Severe drought. Record heat waves. Extreme storms. Food and water shortages. Mass migrations. These are but a few of the dangerous effects of climate change, and they have very real implications for those whose primary mission it is to protect our national security.
As a former Navy gunnery officer who served in the Persian Gulf during the Iraq War, I was trained to act in the face of a threat. As a solutions-focused institution, the U.S. military is renowned for confronting new security challenges head on – and today we, as a nation and as a military, face one of the biggest national security threats in our history. Climate change is a global security threat that cannot be confined to national borders; it will require an entire generation answering a call to action to address this threat.
Climate change is widely recognized as a “threat-multiplier” - with more frequent and severe weather events destabilizing some of the most dangerous regions of the world, exacerbating existing national security threats, and pushing those states with weak infrastructure and political instability to near constant crisis. According to the Department of Defense Quadrennial Defense Review, National Intelligence Estimates and the National Security Strategy, this growing threat of global instability significantly increases the likelihood of more troops sent into harm’s way.
Additionally, climate change creates a strategic disadvantage for our military and forces our servicemen and women to divert time and resources from primary missions. In a high-profile interview with the Boston Globe in 2013, Admiral Samuel J. Locklear, the combatant commander of U.S. Pacific Command, was asked to identify the largest security threat facing his region - a region filled with existing high-profile security concerns like North Korea and China. His response? Climate change.

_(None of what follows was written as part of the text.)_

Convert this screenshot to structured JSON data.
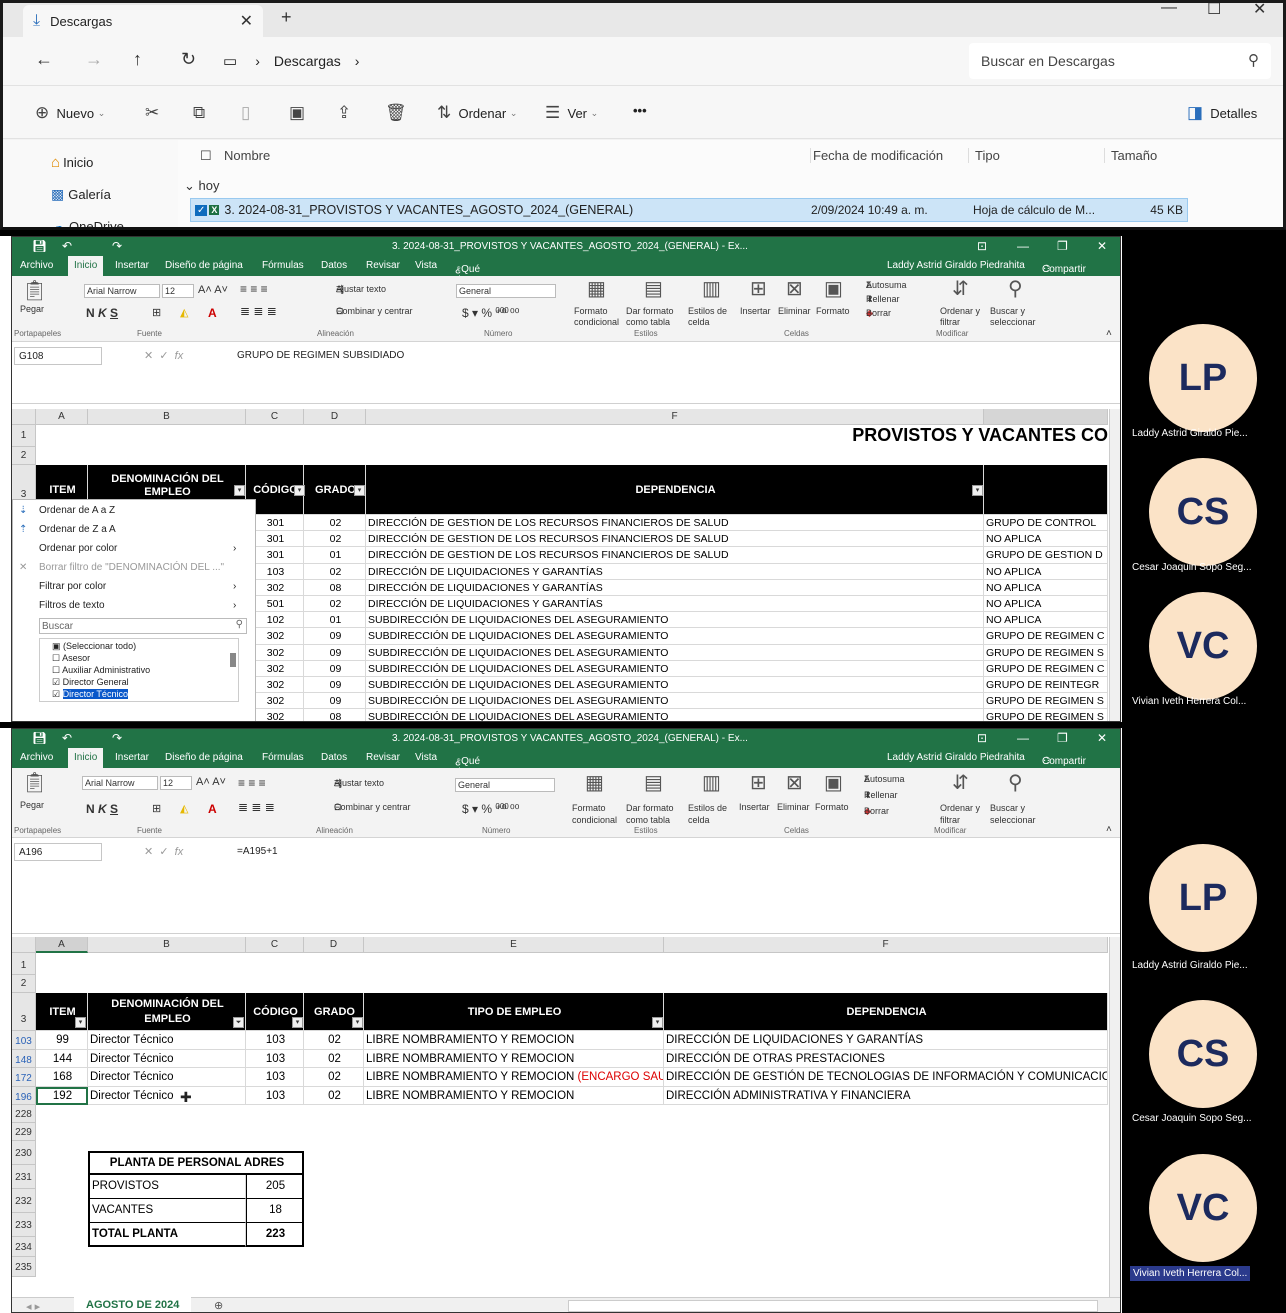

During last year’s Typhoon Haiyan in the Philippines, more than 14,000 U.S. military personnel were activated to respond to the crisis. Within 24 hours, Marines were on the ground ready to provide humanitarian assistance and disaster relief. The United States receives a request to respond to disasters every two weeks – a number that is likely to increase as the impacts of climate change become more acute.
Climate change also poses a threat here at home – putting our military installations and critical infrastructure at risk. We look to our military to serve as first responders to communities impacted by extreme weather disasters. For example, a little over one year ago, 14,000 defense civilians and military personnel were mobilized to support of Federal, state, and local authorities responding to Superstorm Sandy.
We know our military will always be there to respond to threats and deliver relief to areas impacts by climate-related disasters, and our military commanders will do what it takes to protect our strategic priorities – both at home and abroad. But we must take every step, use every policy tool available to limit the number and severity of these disasters.
The military has already taken steps to reduce their carbon emissions – adopting more efficient technologies that increase operational capabilities and setting aggressive net-zero targets for military installations across the country. And with the EPA’s proposed rule, the United States has an opportunity to follow the military’s lead and take robust action necessary to combat this growing threat.
By imposing limits on power plants, the largest source of harmful carbon emissions in the country, we’re taking aggressive steps to mitigate the impacts of climate change. We’ll strengthen our national security - sending fewer of our men and women into harm’s way - and increase global stability.
The adoptions of these standards will be a bold strike against climate change, and a victory for American national security.
Cruz, a former gunnery officer in the United States Navy who deployed in support of Operation Iraqi Freedom, is a spokesman for Operation Free, a clean energy campaign of the Truman National Security Project and Center for National Policy.